Light welterweight Jack Catterall (28-1, 13 KOs) nullified the power & offensive skills of the past his best Jorge Linares (47-9, 29 KOs) to grind out a twelve round unanimous decision in front of a deathly quiet crowd on Saturday night at the M&S Bank Arena in Liverpool, England.
The scores were 117-111, 116-112, 116-112.
The southpaw Catterall used his jab to keep Linares bottled up on the outside, occasionally nailing him with lefts to the head. In the fifth, Catterall stunned Linares with a straight left that caused his legs to buckle momentarily.
Linares backed up immediately and had to hold onto the ropes for support. Catterall’s follow-up barrage of punches missed their mark, and the round ended, preventing him from attempting to finish off the hurt 38-year-old.
For the remainder of the fight, Linares played it safe, throwing single shots, moving in and outside, and staying away from Catterall.
During the post-fight interview by Catterall, the faces in the crowd looked gloomy, as if they were attending a wake. There was no cheering whatsoever, and Catterall looked gloomy himself as if he realized that he’d done a poor job against a fighter that he should have blown out of the water tonight.
Matchroom Boxing promoter Eddie Hearn, barely disguising his disappointment in the performance of his fighter Catterall, said he’d like to match him against former undisputed 140-lb champion Josh Taylor.
Given how bad the 32-year-old Taylor looked in his recent one-sided loss to Teofimo Lopez last June, this is a backward move on Catterall’s part to fight him, not the guy he should be fighting.
“I don’t want to talk on his behalf, but it depends on the number. 142, 143, 144. I don’t know,” said Eddie Hearn to iFL TV about Jack Catterall potentially fighting Josh Taylor at a catchweight in the welterweight division next.
“I think there’s no champion on the line. So there’s no undisputed champion, but obviously, you don’t want to give any advantages away because Jack’s a 140-pounder,” said Hearn.
“I’m not expecting everybody to just walk fighters down and let your hands go with your chin in the air. But when you’re levels above someone, get them out of there, dominate them. Show everybody how good you are, and that’s a great example from William Crolla.
“That’s the performance that I look at and say, ‘I’m excited.’ He looked like he had really heavy hands. His fans were excited, and the people watching on the stream were excited.
“Paddy Lacy, not one of our fighters, but a great first-round knockout, and Khaleel Majid was really good. Khaleel Majid could have won that fight on points, but great instruction from Budd McGirt, which was, ‘Don’t wait, let your hands go, back him up and beat him up.’
“It was the volatility of punches that won him the fight, and it was a really good performance. When you stop someone, especially Tom Farrell in his backyard, you make a statement. It was a great win for Reece Belloti. It’s amazing what’s happened to his career.
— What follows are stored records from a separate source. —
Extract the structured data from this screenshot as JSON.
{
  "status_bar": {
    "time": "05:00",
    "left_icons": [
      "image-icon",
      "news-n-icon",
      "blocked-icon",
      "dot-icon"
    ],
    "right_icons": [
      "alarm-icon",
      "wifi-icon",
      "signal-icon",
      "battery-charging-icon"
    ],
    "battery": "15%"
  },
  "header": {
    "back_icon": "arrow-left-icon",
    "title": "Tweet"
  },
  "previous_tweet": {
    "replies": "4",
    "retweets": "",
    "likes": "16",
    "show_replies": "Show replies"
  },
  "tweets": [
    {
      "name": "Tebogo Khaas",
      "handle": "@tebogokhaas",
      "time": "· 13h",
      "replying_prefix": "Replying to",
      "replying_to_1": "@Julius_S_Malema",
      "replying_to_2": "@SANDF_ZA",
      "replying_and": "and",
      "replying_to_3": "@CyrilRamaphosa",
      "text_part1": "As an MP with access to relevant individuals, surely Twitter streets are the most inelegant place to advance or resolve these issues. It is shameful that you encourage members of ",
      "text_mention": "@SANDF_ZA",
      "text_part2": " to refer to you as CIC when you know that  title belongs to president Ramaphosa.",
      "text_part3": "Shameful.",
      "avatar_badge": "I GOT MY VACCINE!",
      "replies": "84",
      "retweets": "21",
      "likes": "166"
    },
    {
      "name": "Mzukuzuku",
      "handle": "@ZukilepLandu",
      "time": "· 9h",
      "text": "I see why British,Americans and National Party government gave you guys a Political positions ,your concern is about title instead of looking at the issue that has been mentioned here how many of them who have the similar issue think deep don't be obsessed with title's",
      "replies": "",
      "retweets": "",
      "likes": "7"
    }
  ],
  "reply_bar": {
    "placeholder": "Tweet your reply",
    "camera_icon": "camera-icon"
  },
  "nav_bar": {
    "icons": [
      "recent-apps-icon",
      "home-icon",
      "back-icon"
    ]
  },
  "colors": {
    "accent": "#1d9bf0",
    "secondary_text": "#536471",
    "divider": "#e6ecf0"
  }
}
Now, he’s going to fight for the British title of two-division Commonwealth champion.
“Jack Turner is a little madman, I love him. I think he’s a dangerous, dangerous man. I thought Peter McGrail boxed really well. He was out of the ring for seven months. Fran Mendoza was really dangerous. You saw that in the first round. He buzzed him, and it kind of woke him up.
“It just shows you the ability of Peter McGrail. I think he’s going to be a world champion. A couple more ten-rounders, and by this time next year, I think he’ll be ready.
“He got hurt. He was close to tears backstage. It’s the way you lose; it’s the fights you take and take chances. He’ll come back. It’s a game of snakes & ladders. Look at Reece Belloti. He fell down five sets of ladders, and he just kept going. He got an opportunity, he won that and he kept taking risks,” said Hearn.
Obviously, Catterall has no chance of getting the winner of Regis Prograis vs. Devin Haney or the likes of WBO champion Teofimo Lopez or Ryan Garcia after the way he performed tonight.
Catterall would do better to fight one of the young contenders like Gary Antuanne Russell, Richardson Hitchins, or Arnold Barboza Jr. next rather than to fight Josh Taylor.
“I think it was about winning. He had that respect for Linares, and it was the last roll of the dice. He’d already mentioned retirement there, but he’s still a dangerous fighter. There is more to come for Catterall,” said Darren Barker to Boxing UK.
“When he went through the gears in the fifth round when he hurt Linares, there was that little glimpse where he put his foot on the gas that looks so impressive. The way he nullifies his opponent to win. It’s so easy.
“I know Linares was way past his best, but you got to get the job done,” said Barker about Catterall failing to look good by not going for the kill tonight.